Although each is an optional setting for any given model field, both default to False. So the question is, when should you set either – or both – to True?
Following is a guide to understanding the difference of blank vs null fields, and when it may be appropriate to setting them to True.
The blank option actually doesn’t have to do with the database. It has to do with validation of your web forms. When blank is set to True it tells your form to allow the form to return with that field being empty. In other words, blank=true tells django that this field is NOT required for your form to get submitted.
Another way of thinking about the blank option is to understand that since blank is set to False by default, this means that any field added to a model is going to be considered required for any web form in which django validates this field. So you want to set blank=true when you don’t want this field to be required when validating a form.
The null option does concern your database. Setting null=True is the option that tells the database to allow empty (null) values to be stored for that field. Again, the default for this field is False, therefore, django will not allow null values for any field unless you set null equal to true.
When to use blank and null
In most cases you will probably want to set both options the same way. But this isn’t always required. If you have blank=true for a field, it will just store it as an empty string in the database, so null=true won’t be necessary.
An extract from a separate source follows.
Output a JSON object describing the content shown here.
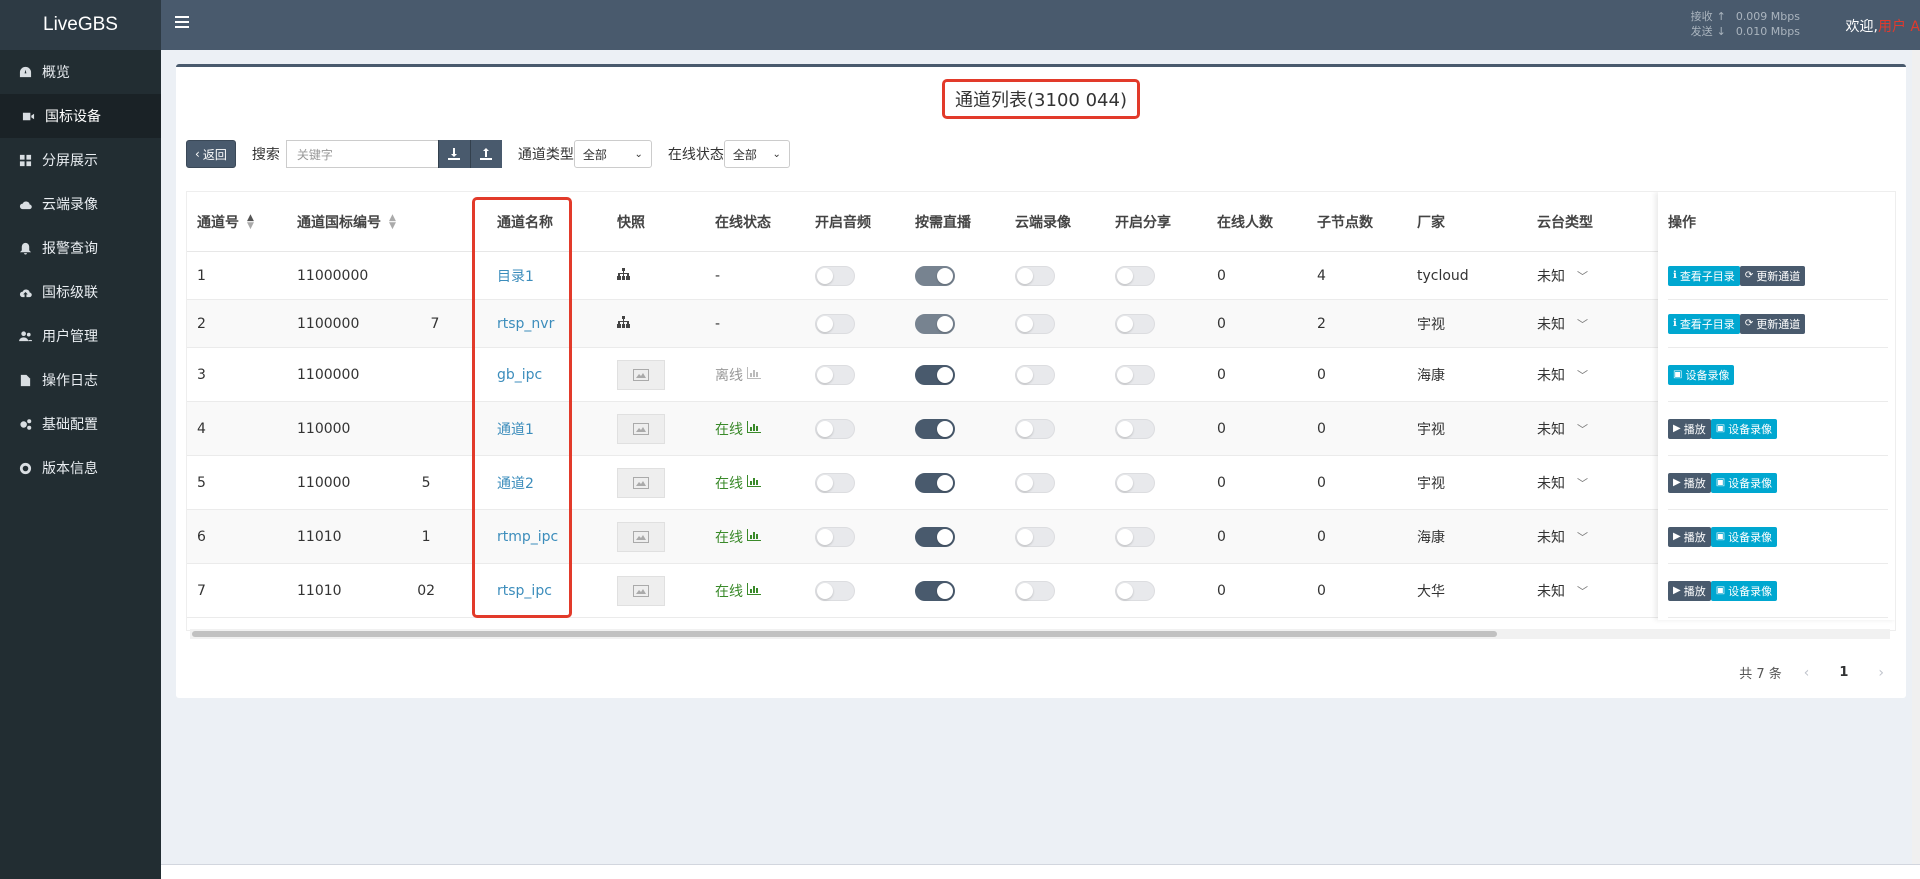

The question of when to have different settings is going to depend on your applications individual needs.
The excellent book, Two Scoops of Django: Best Practices For Django actually has a full guide on when to use either option, in the chapter on database/model best practices.
I recommend picking up this book for this and much more on web development with django!